__Task requirements__: Using the data below, count the lines where "Search" appears, and answer with the number alone.

[Entries from a dataset of interfaces]
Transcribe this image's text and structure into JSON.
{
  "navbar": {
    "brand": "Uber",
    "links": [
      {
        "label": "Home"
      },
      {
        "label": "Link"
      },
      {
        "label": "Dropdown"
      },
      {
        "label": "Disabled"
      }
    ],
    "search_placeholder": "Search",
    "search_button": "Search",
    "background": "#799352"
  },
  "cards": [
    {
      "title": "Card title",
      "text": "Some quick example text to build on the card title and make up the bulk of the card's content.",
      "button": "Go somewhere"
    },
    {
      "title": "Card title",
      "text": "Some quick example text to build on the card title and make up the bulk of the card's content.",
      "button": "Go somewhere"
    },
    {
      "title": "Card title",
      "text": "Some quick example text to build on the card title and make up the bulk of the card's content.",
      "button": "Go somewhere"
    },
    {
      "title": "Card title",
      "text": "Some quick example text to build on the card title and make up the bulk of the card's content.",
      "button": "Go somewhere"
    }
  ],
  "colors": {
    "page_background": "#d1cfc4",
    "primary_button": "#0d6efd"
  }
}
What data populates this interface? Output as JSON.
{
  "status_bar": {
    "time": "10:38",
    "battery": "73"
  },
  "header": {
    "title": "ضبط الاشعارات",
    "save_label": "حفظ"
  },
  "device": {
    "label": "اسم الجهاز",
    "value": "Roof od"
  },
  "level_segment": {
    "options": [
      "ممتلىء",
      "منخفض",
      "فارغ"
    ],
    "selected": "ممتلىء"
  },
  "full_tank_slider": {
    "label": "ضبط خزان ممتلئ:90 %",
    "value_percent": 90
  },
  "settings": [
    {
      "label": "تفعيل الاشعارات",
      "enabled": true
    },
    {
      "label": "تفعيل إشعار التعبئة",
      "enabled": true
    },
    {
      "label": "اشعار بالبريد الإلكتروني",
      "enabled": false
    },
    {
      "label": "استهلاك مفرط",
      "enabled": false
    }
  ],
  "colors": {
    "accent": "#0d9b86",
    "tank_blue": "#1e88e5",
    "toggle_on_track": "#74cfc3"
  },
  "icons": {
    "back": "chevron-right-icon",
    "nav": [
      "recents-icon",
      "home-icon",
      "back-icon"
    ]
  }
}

__Solution below__: 2